Biological control: Important natural enemies include some Aphytis spp. (especially Aphytis chionaspis Ren), and Encarsia spp., all aphelinids. Some of these parasitoids were mass reared, released in mango orchards and greatly reduced pest numbers. Known enemies include Chilocorus bipustulatus and other Coccinellidae as well as Cybocephalidae.


Abo-Shanab, A.S.H. 2012. Suppression of, Aulacaspis tubercularis (Hemiptera: Diaspididae) on mango trees in El-Beheira Governorate. Egyptian Academy Journal of Biological Sciences 5: 43-50.

Daneel, M.S. and Dreyer, S. 1998. Biological control of mango scale, Aulacaspis tubercularis, in South Africa. Yearbook- South African-Mango Growers’ Association 18: 52-55.

Daneel, M.S. and Joubert, P.H. 2009. Biological control of the mango scale Aulacaspis tubercularis Newstead (Coccidae: Diaspididae) by a parasitoid Aphytis chionaspis Ren (Hymenoptera: Aphelinidae): Acta Horticulturae 820: 567-574.

Greathead, D.J. 1972. Dispersal of the sugar-cane scale Aulacaspis tegalensis (Zhnt.) (Hem., Diaspididae) by air currents.
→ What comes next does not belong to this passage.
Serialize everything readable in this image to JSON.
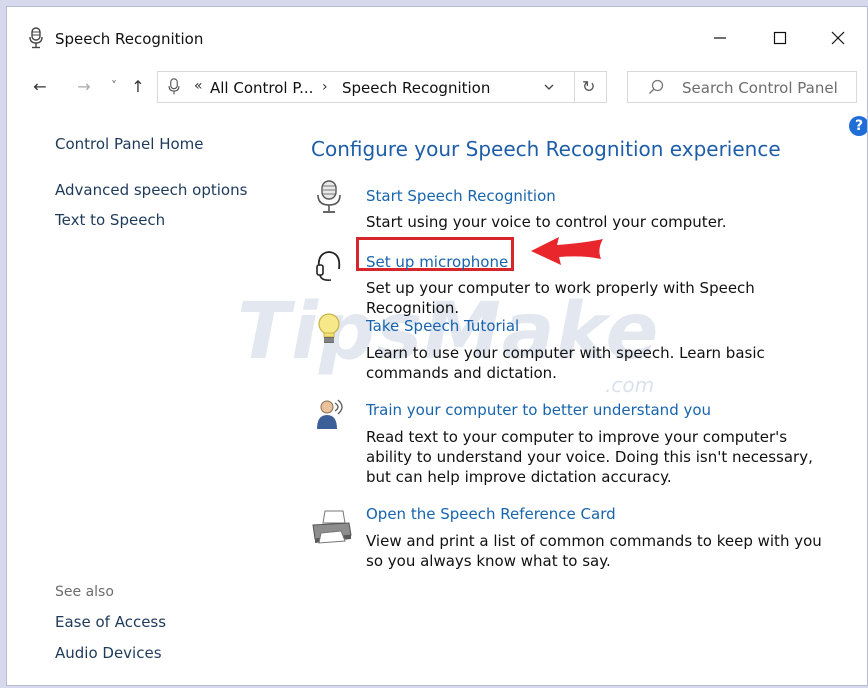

Bulletin of Entomological Research 61: 547-558.

Juárez-Hernández, P. (and 8 co-authors) 2014. Leaf penetration of Aulacaspis tubercularis (Hemiptera: Diaspididae) stylet in mango. Florida Entomologist 97: 100-107.
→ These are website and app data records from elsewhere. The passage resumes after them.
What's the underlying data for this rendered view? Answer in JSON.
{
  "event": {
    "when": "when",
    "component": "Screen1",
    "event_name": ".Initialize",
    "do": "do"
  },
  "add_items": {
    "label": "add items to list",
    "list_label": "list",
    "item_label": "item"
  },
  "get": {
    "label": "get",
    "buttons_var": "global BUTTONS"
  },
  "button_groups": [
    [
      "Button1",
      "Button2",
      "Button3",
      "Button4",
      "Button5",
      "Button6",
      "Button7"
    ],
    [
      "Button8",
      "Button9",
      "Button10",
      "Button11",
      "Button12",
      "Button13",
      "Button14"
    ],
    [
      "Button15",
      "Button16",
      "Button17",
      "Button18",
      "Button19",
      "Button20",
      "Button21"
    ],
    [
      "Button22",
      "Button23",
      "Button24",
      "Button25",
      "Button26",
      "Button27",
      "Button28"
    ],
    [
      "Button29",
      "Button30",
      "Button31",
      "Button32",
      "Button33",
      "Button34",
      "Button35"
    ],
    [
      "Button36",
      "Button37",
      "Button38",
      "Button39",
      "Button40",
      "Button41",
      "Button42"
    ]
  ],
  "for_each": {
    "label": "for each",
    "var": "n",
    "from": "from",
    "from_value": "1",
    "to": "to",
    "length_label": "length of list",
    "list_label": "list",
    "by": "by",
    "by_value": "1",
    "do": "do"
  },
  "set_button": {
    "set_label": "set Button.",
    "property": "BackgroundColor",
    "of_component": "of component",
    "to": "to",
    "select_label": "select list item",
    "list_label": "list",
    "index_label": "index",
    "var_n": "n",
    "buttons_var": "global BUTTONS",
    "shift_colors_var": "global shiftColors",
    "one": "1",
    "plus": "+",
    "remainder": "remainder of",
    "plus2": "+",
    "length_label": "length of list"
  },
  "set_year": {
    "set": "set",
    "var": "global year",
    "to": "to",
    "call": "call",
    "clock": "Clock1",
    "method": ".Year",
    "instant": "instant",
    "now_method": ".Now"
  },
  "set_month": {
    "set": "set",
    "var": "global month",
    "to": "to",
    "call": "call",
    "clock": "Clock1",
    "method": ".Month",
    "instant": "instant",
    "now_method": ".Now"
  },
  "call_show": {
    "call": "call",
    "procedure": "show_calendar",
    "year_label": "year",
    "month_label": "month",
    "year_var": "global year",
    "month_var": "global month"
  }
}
Labuschange, T.I., Van-Hamburg, H. and Froneman, I.J. 1995. Population dynamics of the mango scale, Aulacaspis tubercularis (Newstead), (Coccoidea: Diaspididae), in South Africa. Israel Journal of Entomology 29: 207–217.

Nabil, H.A., Shahein, A.A., Hammad, K.A.A. and Hassan, A.S. 2012. Ecological studies of Aulacaspis tubercularis (Diaspididae: Hemiptera) and its natural enemies infesting mango trees in Sharkia Governorate, Egypt. Egyptian Academy Journal of Biological Sciences. 5: 9-17.

Salem, H.A., Mahmoud, Y.A. and Ebadah, M.A. 2015. Seasonal abundance, number of generations and associated injuries of the white mango scale, Aulacaspis tubercularis (Mangifera) (Newstead) (Homoptera: Diaspididae) attacking mango orchards. Research Journal of Pharmaceutical, Biological and Chemical Sciences 6: 1373-1379.

Terefe, T.H., Tsegaye, S. and Tadele Wakuma, T. 2014. White mango scale iInsect’s infestations and its Implications in Guto Gida and Diga Distrcts of East Wellega zone. ABC Research Alert 2(2): 1-33.

Viljoen, H.M and De Villiers, E.A. 1987. Effectiveness of fenvalerate and monocrotophos against the mango scale, Aulacaspis tubercularis Newstead. Information Bulletin, Citrus and Subtropical Fruit Research Institute, South Africa 173:19-23.